In 1821 Dr. Law, Bishop of Chester, reported on “things to be done at Newchurch in Pendle” he required “dry rushes to be procured for ye bottom of ye pews”.
Rushes, which are plentiful around Newchurch and Goldshaw Booth, were gathered and brought to church. The old rushes would be removed and the new rushes placed on the floor of the church. The rushes made a carpet in church at a time when the roads, paths and lanes to church would have been muddy. When Bishop Law visited someone must have been lax in replacing the rushes.
St. Mary’s is one of the very few churches that have kept the Rushbearing tradition alive. We no longer put rushes on the floor but we do celebrate our heritage at our Annual Rushbearing Service every year. It is one of the ways we thank God for our heritage, include the whole community and welcome visitors and tourists.
Each year we sing this hymn to the tune of Crimond. The Rev. William Frankland, Vicar of Newchurch in 1954, wrote it especially for Rushbearing.
The celebration is in July just before the children break for their summer holiday.
The Rushbearing Queen is crowned on the Saturday in the centre of the village, after which we all go to church to praise God. Finally we have a picnic tea outside church to the sound of Burnley Alliance Silver Band.
If you would like to come to the next Rushbearing then you will find the date here.
We know that Rushbearing was being celebrated in 1910 when the Vicar G. Fletcher.
The earliest photograph we have found is of 1949 showing the procession going past the vicarage to church.

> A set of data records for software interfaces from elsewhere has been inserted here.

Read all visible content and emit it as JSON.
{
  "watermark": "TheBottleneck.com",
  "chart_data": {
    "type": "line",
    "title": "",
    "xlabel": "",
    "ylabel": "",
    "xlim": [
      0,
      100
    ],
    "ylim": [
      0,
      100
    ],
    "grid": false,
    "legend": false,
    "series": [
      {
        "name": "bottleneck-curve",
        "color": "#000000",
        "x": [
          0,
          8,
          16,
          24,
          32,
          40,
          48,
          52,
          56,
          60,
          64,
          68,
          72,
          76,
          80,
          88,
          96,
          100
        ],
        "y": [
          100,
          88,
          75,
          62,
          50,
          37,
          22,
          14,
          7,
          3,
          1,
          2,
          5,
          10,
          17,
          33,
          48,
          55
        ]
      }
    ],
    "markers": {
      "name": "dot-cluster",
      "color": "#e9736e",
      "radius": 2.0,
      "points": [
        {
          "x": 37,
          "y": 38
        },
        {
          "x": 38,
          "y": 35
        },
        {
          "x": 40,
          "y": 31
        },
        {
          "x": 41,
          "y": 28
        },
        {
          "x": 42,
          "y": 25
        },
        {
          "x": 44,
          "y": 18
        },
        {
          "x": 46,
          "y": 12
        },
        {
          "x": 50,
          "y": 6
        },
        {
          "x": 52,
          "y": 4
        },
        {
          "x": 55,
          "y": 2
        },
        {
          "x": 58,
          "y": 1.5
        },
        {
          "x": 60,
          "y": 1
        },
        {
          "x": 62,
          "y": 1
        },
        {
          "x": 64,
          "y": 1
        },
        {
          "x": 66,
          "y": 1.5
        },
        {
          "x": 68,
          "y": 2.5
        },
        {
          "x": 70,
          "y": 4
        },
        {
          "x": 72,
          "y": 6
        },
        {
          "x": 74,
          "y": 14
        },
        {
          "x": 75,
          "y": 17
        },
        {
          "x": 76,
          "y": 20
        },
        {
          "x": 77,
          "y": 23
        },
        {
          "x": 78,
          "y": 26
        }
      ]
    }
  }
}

The programme of events for the day is shown below:
This is Rushbearing in 1986 with the procession walking down to church from the centre of the village.
This is the Rev Jane Bury, Vicar of Fence and Higham, crowning the Rushbearing Queen in 2013.
The 2015 Rushbearing when The Bishop of Burnley, Rev. Philip North crowned the Rushbearing Queen can be seen on the home page of this website.